BEGIN

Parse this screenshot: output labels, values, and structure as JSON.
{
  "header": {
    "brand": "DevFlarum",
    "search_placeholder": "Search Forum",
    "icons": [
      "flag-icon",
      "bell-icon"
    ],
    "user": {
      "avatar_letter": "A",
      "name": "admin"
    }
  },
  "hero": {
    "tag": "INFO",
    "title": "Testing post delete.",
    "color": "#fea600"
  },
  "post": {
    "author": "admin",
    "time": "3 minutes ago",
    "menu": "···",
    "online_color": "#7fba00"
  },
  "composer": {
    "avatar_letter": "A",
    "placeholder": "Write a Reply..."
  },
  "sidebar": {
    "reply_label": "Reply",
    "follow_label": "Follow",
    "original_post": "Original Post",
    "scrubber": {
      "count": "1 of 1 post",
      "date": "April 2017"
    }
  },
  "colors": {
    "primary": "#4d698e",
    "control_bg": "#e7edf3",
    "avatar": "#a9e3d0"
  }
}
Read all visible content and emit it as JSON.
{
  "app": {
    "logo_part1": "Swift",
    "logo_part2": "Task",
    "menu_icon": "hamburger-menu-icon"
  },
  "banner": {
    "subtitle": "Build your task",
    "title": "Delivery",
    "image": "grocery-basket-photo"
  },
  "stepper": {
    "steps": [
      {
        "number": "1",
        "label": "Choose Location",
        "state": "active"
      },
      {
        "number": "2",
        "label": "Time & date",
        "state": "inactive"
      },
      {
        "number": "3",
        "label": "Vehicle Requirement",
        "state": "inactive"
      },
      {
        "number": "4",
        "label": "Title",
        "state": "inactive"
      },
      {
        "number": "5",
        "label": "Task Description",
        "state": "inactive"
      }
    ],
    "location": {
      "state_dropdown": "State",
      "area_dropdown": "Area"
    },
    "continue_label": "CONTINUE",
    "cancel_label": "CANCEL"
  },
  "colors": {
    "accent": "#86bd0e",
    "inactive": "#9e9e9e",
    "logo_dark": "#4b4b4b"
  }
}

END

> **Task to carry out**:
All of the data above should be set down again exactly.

> **Answer space**:
Parse this screenshot: output labels, values, and structure as JSON.
{
  "header": {
    "brand": "DevFlarum",
    "search_placeholder": "Search Forum",
    "icons": [
      "flag-icon",
      "bell-icon"
    ],
    "user": {
      "avatar_letter": "A",
      "name": "admin"
    }
  },
  "hero": {
    "tag": "INFO",
    "title": "Testing post delete.",
    "color": "#fea600"
  },
  "post": {
    "author": "admin",
    "time": "3 minutes ago",
    "menu": "···",
    "online_color": "#7fba00"
  },
  "composer": {
    "avatar_letter": "A",
    "placeholder": "Write a Reply..."
  },
  "sidebar": {
    "reply_label": "Reply",
    "follow_label": "Follow",
    "original_post": "Original Post",
    "scrubber": {
      "count": "1 of 1 post",
      "date": "April 2017"
    }
  },
  "colors": {
    "primary": "#4d698e",
    "control_bg": "#e7edf3",
    "avatar": "#a9e3d0"
  }
}
Read all visible content and emit it as JSON.
{
  "app": {
    "logo_part1": "Swift",
    "logo_part2": "Task",
    "menu_icon": "hamburger-menu-icon"
  },
  "banner": {
    "subtitle": "Build your task",
    "title": "Delivery",
    "image": "grocery-basket-photo"
  },
  "stepper": {
    "steps": [
      {
        "number": "1",
        "label": "Choose Location",
        "state": "active"
      },
      {
        "number": "2",
        "label": "Time & date",
        "state": "inactive"
      },
      {
        "number": "3",
        "label": "Vehicle Requirement",
        "state": "inactive"
      },
      {
        "number": "4",
        "label": "Title",
        "state": "inactive"
      },
      {
        "number": "5",
        "label": "Task Description",
        "state": "inactive"
      }
    ],
    "location": {
      "state_dropdown": "State",
      "area_dropdown": "Area"
    },
    "continue_label": "CONTINUE",
    "cancel_label": "CANCEL"
  },
  "colors": {
    "accent": "#86bd0e",
    "inactive": "#9e9e9e",
    "logo_dark": "#4b4b4b"
  }
}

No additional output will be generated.